Spielberg’s “War Horse”

Director Steven Spielberg clearly understands the horrors of war. The USC Shoah Foundation Institute he founded records the testimony of Holocaust survivors. His long list of credits include “Schindler’s List” and “Saving Private Ryan.”

Spielberg demonstrates these horrors again in the film version of “War Horse,” a movie based on both the children’s book by beloved British author Michael Morpurgo and the Tony-Award winning play his book inspired. The screenplay was written by Lee Hall (screenwriter for the 2000 film “Billy Elliot”) and Richard Curtis.

Spielberg describes “War Horse” as a story of the powerful bond between a boy and his horse. His family owns several horses, and he’s seen the love between child and horse firsthand. One of the film’s most endearing threads is all the people, of different nationalities, who face peril for protecting horses caught up in the war.

But “War Horse” feels first and foremost like a war movie, something parents need to know before deciding to take young children to see it. It’s rated PG-13 for a reason. People and horses suffer terrible fates. Think machine guns and massive tanks. Firing squads and grenades. Barbed wire and brutality.

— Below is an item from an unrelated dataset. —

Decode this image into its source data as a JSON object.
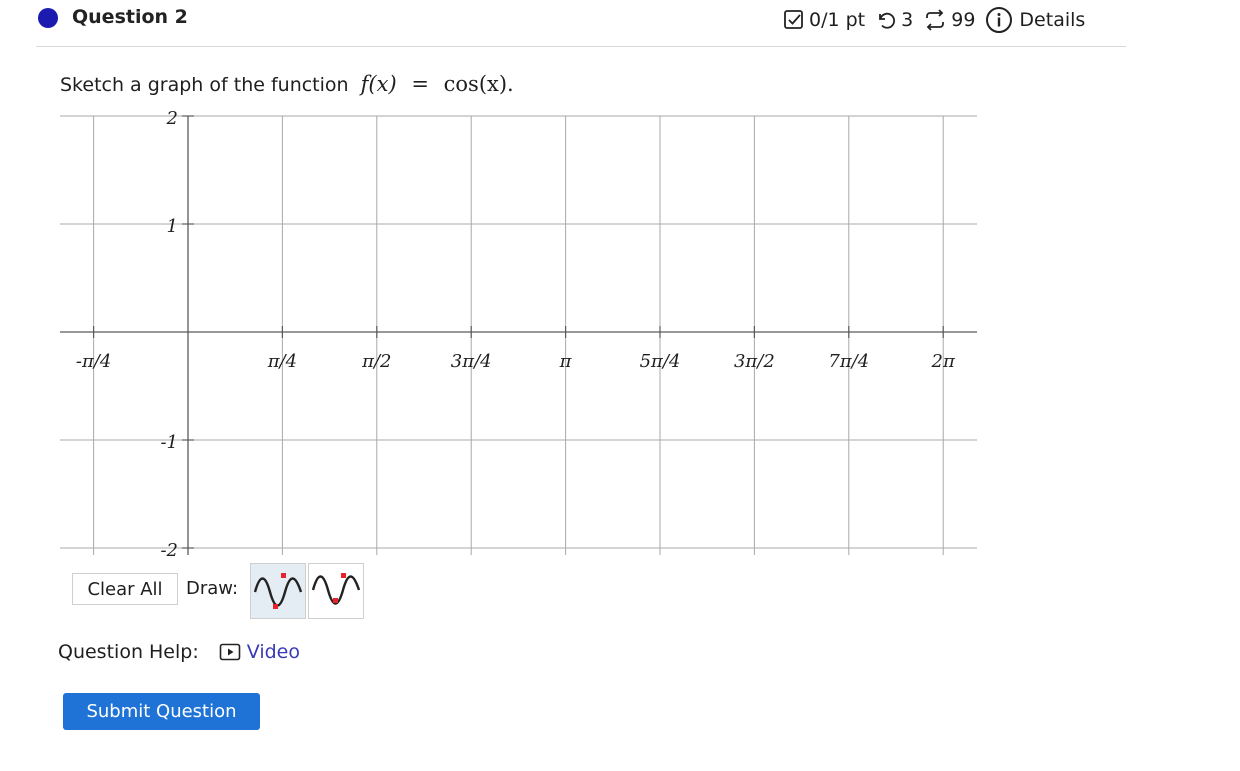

War reveals our common humanity, something that’s beautifully conveyed in this film. When “War Horse” Joey is trapped, two soldiers from opposing sides work together to free him. When a girl questions her grandfather’s courage, he explains that there are many ways to be brave.

But the story doesn’t begin with war. Instead, it all starts with relationships. We see a teenage boy named Albert at home on his family’s humble farm, where his longsuffering mother endures uncertainty and ridicule wrought by his father’s drinking and lousy judgement. Their relationship generates one of the movie’s best lines — something akin to “I might hate you more, but I’ll never love you less.”

Albert’s mother is one of two parents in the film who share an important family belonging that proves pivotal in unexpected ways. Both items serve as powerful reminders that our histories, both individual and collective, never leave us. Deny them or embrace them — but you can never destroy them.

“War Horse” reminds us that history is made up of moments, of the decisions we make alone and together, of the choices that sometimes have unintended consequences. It demonstrates our drive to protect what we love in a world where love sometimes means letting go.

Parents will find several scenes especially profound — a big brother’s attempt to help his younger brother escape the front lines, a grandfather’s fireside reflections on the importance of home, a young girl’s innocent ride up and over a mountain.

Take it all in, then take it home with a renewed appreciation for the joys and responsibilities of the everyday.

— Lynn

Coming up: Comparing “War Horse” on stage and screen


3 responses to “Spielberg’s “War Horse”

  1. Without a doubt, this is Spielberg trying his hardest to manipulate the hell out of his audience but it somehow works and brought me into the story despite some of the very corny moments. The cat doesn’t really have any big-names either, but they are all great in each of their own respective roles as well. Great review. Check out mine when you get the chance.

  2. Thanks for reading the post– I checked out yours as well, and agree the choice of lesser known actors made all the difference. The acting didn’t wow me, but bigger names would have distracted from the story. — Lynn

  3. It is nice to see a current treatment of the Great War which is now largely forgotten but yet so formative for the 20th Century. The juxtaposition of horses and 19th Century tactics with mechanized warfare was haunting. From the soldier’s point of view, dead horses behind the lines were a great source of extra food if they were not contaminated with gas: http://worldwar1letters.wordpress.com/2011/12/30/somewhere-in-france-7101918/

Leave a Reply

Fill in your details below or click an icon to log in:

WordPress.com Logo

You are commenting using your WordPress.com account. Log Out /  Change )

Google+ photo

You are commenting using your Google+ account. Log Out /  Change )

Twitter picture

You are commenting using your Twitter account. Log Out /  Change )

Facebook photo

You are commenting using your Facebook account. Log Out /  Change )


Connecting to %s